Dogs with intervertebral disc disease are likely to improve after surgery. This assertion is supported both by research and through my personal experience over years in practice as a veterinary neurologist. Dogs unable to walk often go home walking—or nearly walking—once the compression on the spinal cord is removed. Surgical decompression of the spine is a tremendous source of satisfaction for most neurologists, validating our four to five years of post-veterinary school training.
Early rehabilitation (flexing and stretching of muscles and massage) can significantly improve the quality of recovery for both postsurgical patients and their owners. It can help in pain management, relaxation, core stability and in building and maintaining muscle mass. Rehabilitation is as appropriate for dogs walking within 24 hours after surgery as it is for those that take longer.
I recommend starting a rehabilitation program with a focus on pain management immediately for postoperative neurosurgery patients. This aids in healing and also encourages relaxation—an important part of recovery. This early rehabilitation is most often done in the hospital and can include a number of manual therapies and modalities typically incorporating the following:

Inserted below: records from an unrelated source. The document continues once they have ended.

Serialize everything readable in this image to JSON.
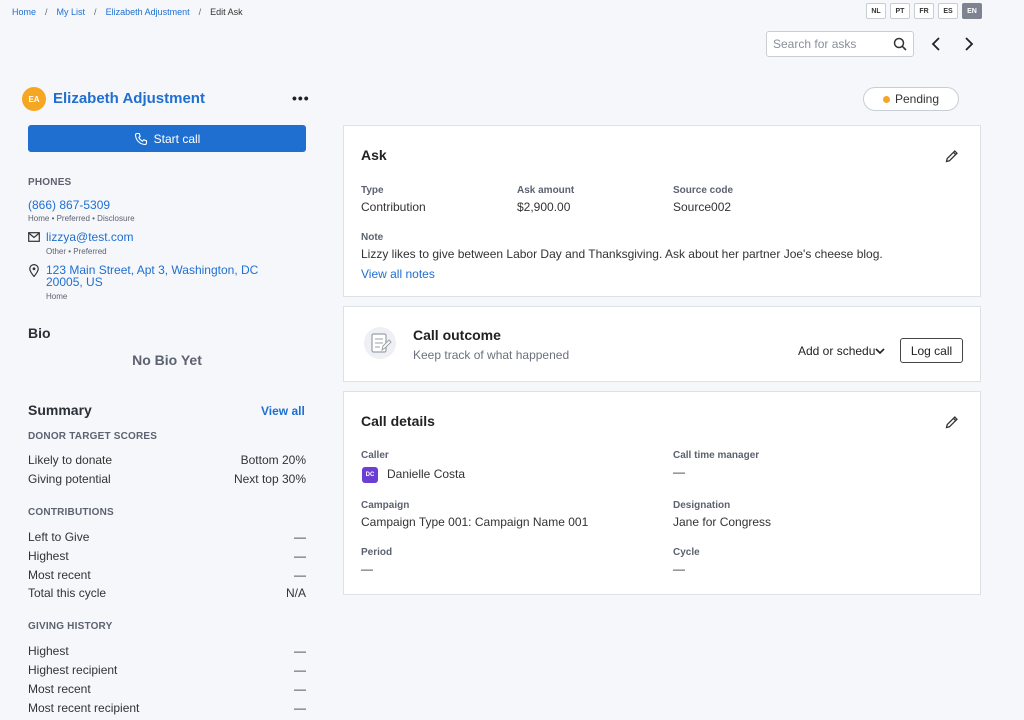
{
  "breadcrumb": [
    "Home",
    "My List",
    "Elizabeth Adjustment",
    "Edit Ask"
  ],
  "languages": [
    "NL",
    "PT",
    "FR",
    "ES",
    "EN"
  ],
  "active_language": "EN",
  "search": {
    "placeholder": "Search for asks"
  },
  "contact": {
    "initials": "EA",
    "name": "Elizabeth Adjustment",
    "more_label": "•••",
    "start_call_label": "Start call",
    "phones_label": "PHONES",
    "phone": "(866) 867-5309",
    "phone_note": "Home • Preferred • Disclosure",
    "email": "lizzya@test.com",
    "email_note": "Other • Preferred",
    "address_line1": "123 Main Street, Apt 3, Washington, DC",
    "address_line2": "20005, US",
    "address_note": "Home"
  },
  "bio": {
    "title": "Bio",
    "empty": "No Bio Yet"
  },
  "summary": {
    "title": "Summary",
    "view_all": "View all",
    "donor_scores_label": "DONOR TARGET SCORES",
    "donor_scores": [
      {
        "label": "Likely to donate",
        "value": "Bottom 20%"
      },
      {
        "label": "Giving potential",
        "value": "Next top 30%"
      }
    ],
    "contributions_label": "CONTRIBUTIONS",
    "contributions": [
      {
        "label": "Left to Give",
        "value": "—"
      },
      {
        "label": "Highest",
        "value": "—"
      },
      {
        "label": "Most recent",
        "value": "—"
      },
      {
        "label": "Total this cycle",
        "value": "N/A"
      }
    ],
    "history_label": "GIVING HISTORY",
    "history": [
      {
        "label": "Highest",
        "value": "—"
      },
      {
        "label": "Highest recipient",
        "value": "—"
      },
      {
        "label": "Most recent",
        "value": "—"
      },
      {
        "label": "Most recent recipient",
        "value": "—"
      }
    ]
  },
  "status": {
    "label": "Pending",
    "color": "#f5a623"
  },
  "ask": {
    "title": "Ask",
    "type_label": "Type",
    "type_value": "Contribution",
    "amount_label": "Ask amount",
    "amount_value": "$2,900.00",
    "source_label": "Source code",
    "source_value": "Source002",
    "note_label": "Note",
    "note_value": "Lizzy likes to give between Labor Day and Thanksgiving. Ask about her partner Joe's cheese blog.",
    "view_notes": "View all notes"
  },
  "outcome": {
    "title": "Call outcome",
    "subtitle": "Keep track of what happened",
    "schedule_label": "Add or schedu",
    "log_label": "Log call"
  },
  "details": {
    "title": "Call details",
    "caller_label": "Caller",
    "caller_initials": "DC",
    "caller_value": "Danielle Costa",
    "manager_label": "Call time manager",
    "manager_value": "—",
    "campaign_label": "Campaign",
    "campaign_value": "Campaign Type 001: Campaign Name 001",
    "designation_label": "Designation",
    "designation_value": "Jane for Congress",
    "period_label": "Period",
    "period_value": "—",
    "cycle_label": "Cycle",
    "cycle_value": "—"
  },
  "colors": {
    "accent": "#1f6fd1",
    "avatar": "#f5a623",
    "caller_badge": "#6a3fd1"
  }
}
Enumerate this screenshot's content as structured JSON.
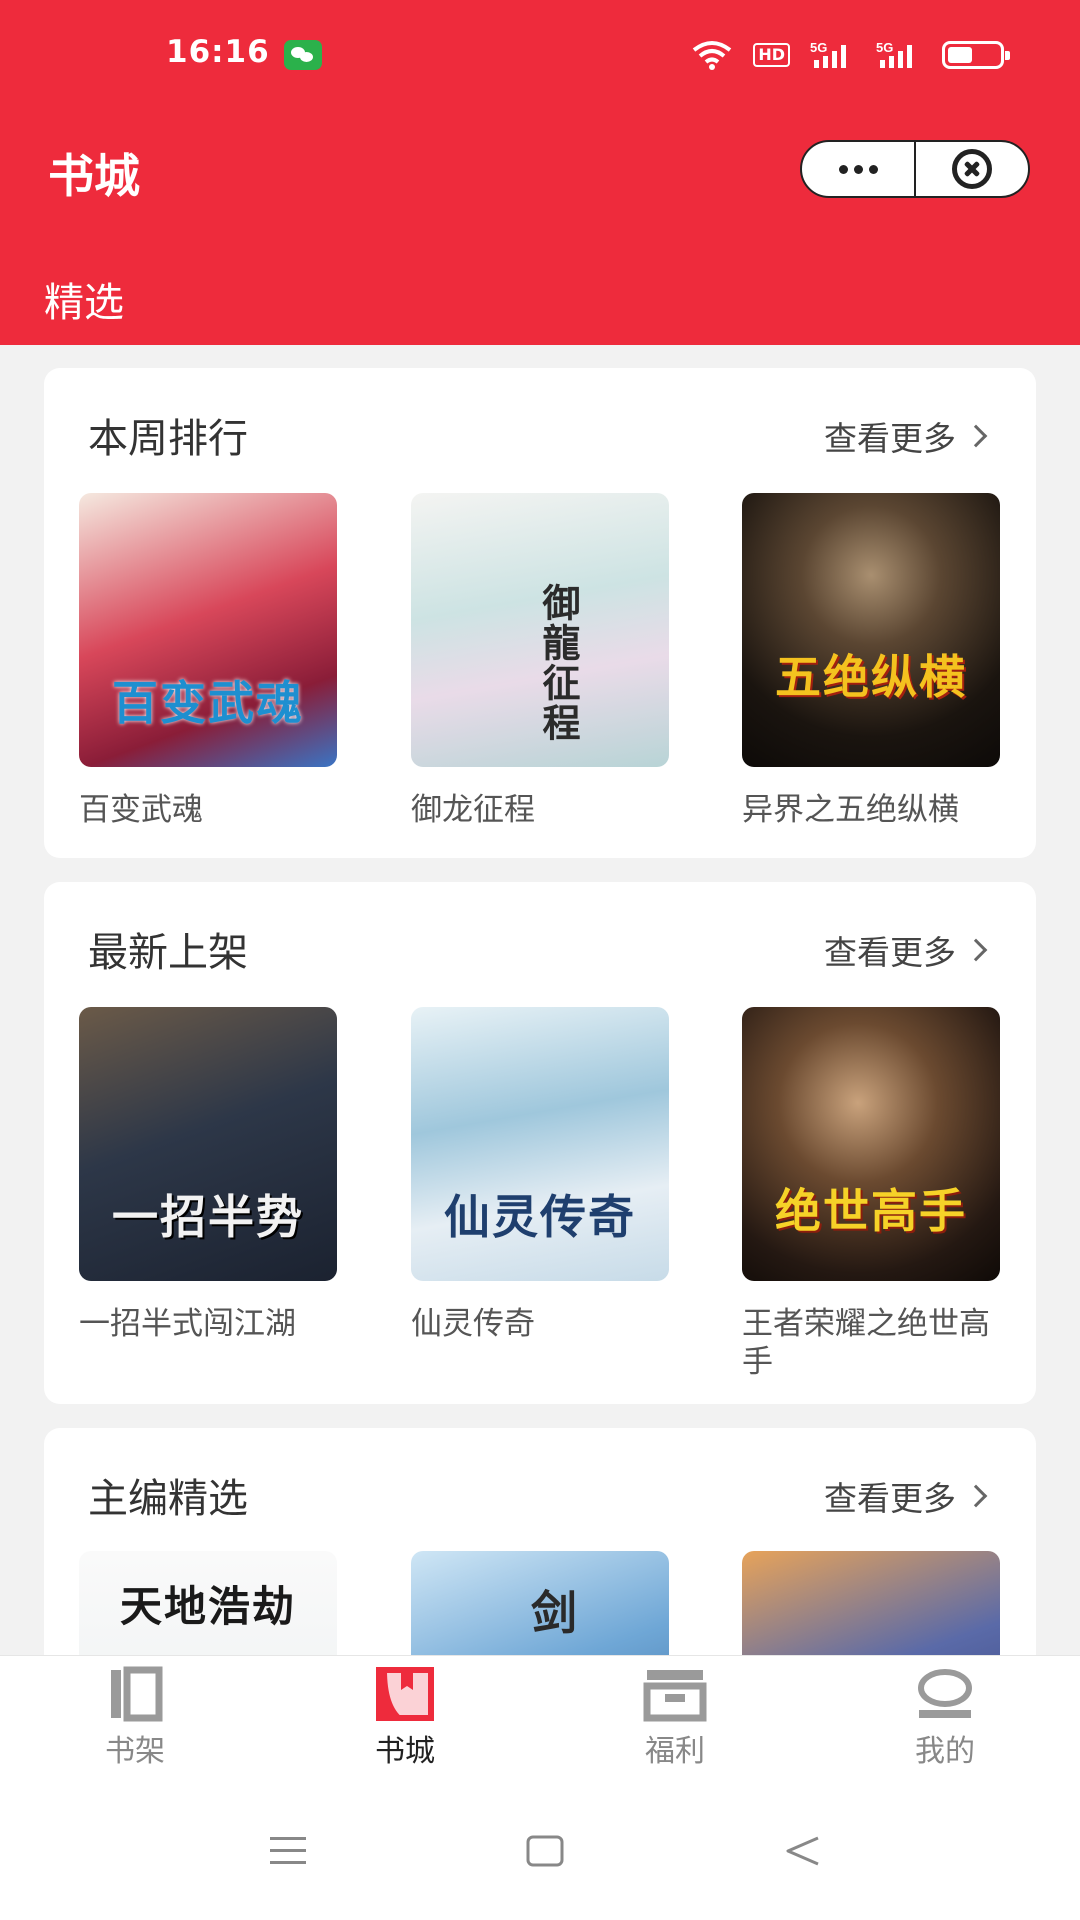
{
  "status_bar": {
    "time": "16:16",
    "hd_label": "HD",
    "signal_label": "5G"
  },
  "header": {
    "title": "书城",
    "capsule": {
      "menu_icon": "more-dots-icon",
      "close_icon": "close-circle-icon"
    },
    "active_tab": "精选"
  },
  "sections": [
    {
      "title": "本周排行",
      "more": "查看更多",
      "books": [
        {
          "name": "百变武魂",
          "cover_text": "百变武魂",
          "cover_color": "#c8304a"
        },
        {
          "name": "御龙征程",
          "cover_text": "御龍征程",
          "cover_color": "#bfd8d8"
        },
        {
          "name": "异界之五绝纵横",
          "cover_text": "五绝纵横",
          "cover_color": "#2a1f18"
        }
      ]
    },
    {
      "title": "最新上架",
      "more": "查看更多",
      "books": [
        {
          "name": "一招半式闯江湖",
          "cover_text": "一招半势",
          "cover_color": "#2d3748"
        },
        {
          "name": "仙灵传奇",
          "cover_text": "仙灵传奇",
          "cover_color": "#cfe4ef"
        },
        {
          "name": "王者荣耀之绝世高手",
          "cover_text": "绝世高手",
          "cover_color": "#3b2a1e"
        }
      ]
    },
    {
      "title": "主编精选",
      "more": "查看更多",
      "books": [
        {
          "name": "",
          "cover_text": "天地浩劫",
          "cover_color": "#f3f3f3"
        },
        {
          "name": "",
          "cover_text": "剑",
          "cover_color": "#7fb3dc"
        },
        {
          "name": "",
          "cover_text": "",
          "cover_color": "#5a6aa8"
        }
      ]
    }
  ],
  "tabbar": [
    {
      "label": "书架",
      "icon": "bookshelf-icon",
      "active": false
    },
    {
      "label": "书城",
      "icon": "bookstore-icon",
      "active": true
    },
    {
      "label": "福利",
      "icon": "gift-icon",
      "active": false
    },
    {
      "label": "我的",
      "icon": "profile-icon",
      "active": false
    }
  ],
  "colors": {
    "brand_red": "#ee2b3c",
    "tab_inactive": "#888888",
    "tab_active": "#222222"
  }
}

1. Gentle massage of the limbs and axial muscles not directly involved with the surgery.
2. Cryotherapy several times a day at the site of the incision.
3. Passive range of motion and gentle joint compressions to help pain management and maintain strength and muscle mass.
4. Therapeutic laser administration at the surgical site to promote healing.
5. Neuromuscular electrical stimulation for pain management around the incision and to help stimulate the nerves and muscles that can be affected in lower motor neuron diseases or when there is significant atrophy from disuse.
Patients are usually ready to return home 48 hours after surgery. I discuss a home exercise plan with the owner and arrange a follow-up visit within one week at the time of discharge. At that point the patient's home exercise plan may be gradually increased.
The majority of the patient's time during the first four weeks at home is spent in a crate. Time out of the crate is dedicated to work on standing, balancing, core work and other controlled exercises consistent with the patient's ability. The home exercise plan could include any of the following: cryotherapy, massage, passive range of motion and stretching, and sit-to-stand exercises.
The owner is encouraged to bring the patient back to the hospital several times a week for several weeks to do additional work. These visits are reassuring to the owner and allow us to work together as a team to encourage and monitor progress. In-hospital therapy varies by patient, but anytime from 48 hours to four weeks after surgery it could include:
1. Underwater treadmill or dry treadmill to enhance the patient's function and overall fitness and to improve gait, range of motion and movement patterning.
2. Physioballs to improve strength and core stability.
3. Cavaletti poles for gait patterning, proprioceptive input and coordination.
4. Massage for relaxation and pain relief (hopefully not needed at this point), increased circulation and proprioceptive awareness
5. Therapeutic laser administration for pain management and incisional healing.
6. Joint compressions for pain management and proprioceptive input.
7. Re-education techniques for neuromuscular facilitation and patterning.
8. Neuromuscular electrical stimulation for muscle strengthening and prevention of disuse atrophy and to improve sensory awareness and decrease spasticity.
As the patient improves and there is a lower risk of complications or setbacks, more vigorous work to build muscle mass and improve core stability can begin. At-home exercises during this time could include an increase in the number of controlled walks, swimming and walking on different surfaces and up hills. In-hospital exercises involve the underwater treadmill and the stability ball. Other core-strengthening exercises that may be added now are stretching, walking exercises using obstacles, and two- and three-leg-standing on different surfaces.
All in all, rehabilitation for the postoperative neurosurgery dog should be a positive experience for everyone involved. The patient, the owner and the rehabilitation veterinarians and technicians should all benefit from the good outcomes that are typically achieved with appropriated postoperative rehabilitation. Ideally, patients will leave the hospital stronger and less likely to have setbacks, and owners will complete the rehabilitation program equipped with a better education about how to keep their dogs in the best physical shape possible.
Dr. Stephanie Kube is a faculty member with the Canine Rehabilitation Institute in Wellington, Fla., and works at VCA South Shore Animal in hospital in South Weymouth, Mass. She is the head of neurology, neurosurgery, rehabilitation and pain management services.